=== Aim of the exercise ===
Write out the whole listing, matching it exactly.

=== Records supplied ===
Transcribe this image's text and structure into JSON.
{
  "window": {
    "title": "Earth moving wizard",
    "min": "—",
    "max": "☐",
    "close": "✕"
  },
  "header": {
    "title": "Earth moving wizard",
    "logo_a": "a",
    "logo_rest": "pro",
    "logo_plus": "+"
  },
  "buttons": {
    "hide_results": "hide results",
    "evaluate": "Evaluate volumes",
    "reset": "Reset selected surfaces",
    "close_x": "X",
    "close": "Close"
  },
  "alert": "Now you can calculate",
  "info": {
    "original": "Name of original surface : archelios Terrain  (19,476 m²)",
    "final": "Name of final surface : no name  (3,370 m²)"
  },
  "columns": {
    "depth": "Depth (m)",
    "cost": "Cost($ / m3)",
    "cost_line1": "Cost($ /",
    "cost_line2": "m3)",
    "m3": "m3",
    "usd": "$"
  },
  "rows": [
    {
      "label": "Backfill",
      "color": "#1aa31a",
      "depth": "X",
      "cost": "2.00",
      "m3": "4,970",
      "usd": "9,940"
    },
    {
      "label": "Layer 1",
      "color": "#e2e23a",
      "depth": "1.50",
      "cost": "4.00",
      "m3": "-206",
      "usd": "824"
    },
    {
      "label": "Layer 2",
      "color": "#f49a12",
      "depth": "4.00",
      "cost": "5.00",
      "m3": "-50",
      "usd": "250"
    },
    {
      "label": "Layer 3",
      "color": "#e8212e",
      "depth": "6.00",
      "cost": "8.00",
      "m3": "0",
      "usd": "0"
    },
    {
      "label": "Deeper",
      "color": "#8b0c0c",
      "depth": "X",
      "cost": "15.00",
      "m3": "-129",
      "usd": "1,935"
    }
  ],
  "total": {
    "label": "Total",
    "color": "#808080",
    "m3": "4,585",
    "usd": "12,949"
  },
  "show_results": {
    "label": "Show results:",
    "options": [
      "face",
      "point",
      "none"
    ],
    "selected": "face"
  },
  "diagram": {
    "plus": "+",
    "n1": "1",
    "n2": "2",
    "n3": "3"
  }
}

=== Response to this exercise ===
Transcribe this image's text and structure into JSON.
{
  "window": {
    "title": "Earth moving wizard",
    "min": "—",
    "max": "☐",
    "close": "✕"
  },
  "header": {
    "title": "Earth moving wizard",
    "logo_a": "a",
    "logo_rest": "pro",
    "logo_plus": "+"
  },
  "buttons": {
    "hide_results": "hide results",
    "evaluate": "Evaluate volumes",
    "reset": "Reset selected surfaces",
    "close_x": "X",
    "close": "Close"
  },
  "alert": "Now you can calculate",
  "info": {
    "original": "Name of original surface : archelios Terrain  (19,476 m²)",
    "final": "Name of final surface : no name  (3,370 m²)"
  },
  "columns": {
    "depth": "Depth (m)",
    "cost": "Cost($ / m3)",
    "cost_line1": "Cost($ /",
    "cost_line2": "m3)",
    "m3": "m3",
    "usd": "$"
  },
  "rows": [
    {
      "label": "Backfill",
      "color": "#1aa31a",
      "depth": "X",
      "cost": "2.00",
      "m3": "4,970",
      "usd": "9,940"
    },
    {
      "label": "Layer 1",
      "color": "#e2e23a",
      "depth": "1.50",
      "cost": "4.00",
      "m3": "-206",
      "usd": "824"
    },
    {
      "label": "Layer 2",
      "color": "#f49a12",
      "depth": "4.00",
      "cost": "5.00",
      "m3": "-50",
      "usd": "250"
    },
    {
      "label": "Layer 3",
      "color": "#e8212e",
      "depth": "6.00",
      "cost": "8.00",
      "m3": "0",
      "usd": "0"
    },
    {
      "label": "Deeper",
      "color": "#8b0c0c",
      "depth": "X",
      "cost": "15.00",
      "m3": "-129",
      "usd": "1,935"
    }
  ],
  "total": {
    "label": "Total",
    "color": "#808080",
    "m3": "4,585",
    "usd": "12,949"
  },
  "show_results": {
    "label": "Show results:",
    "options": [
      "face",
      "point",
      "none"
    ],
    "selected": "face"
  },
  "diagram": {
    "plus": "+",
    "n1": "1",
    "n2": "2",
    "n3": "3"
  }
}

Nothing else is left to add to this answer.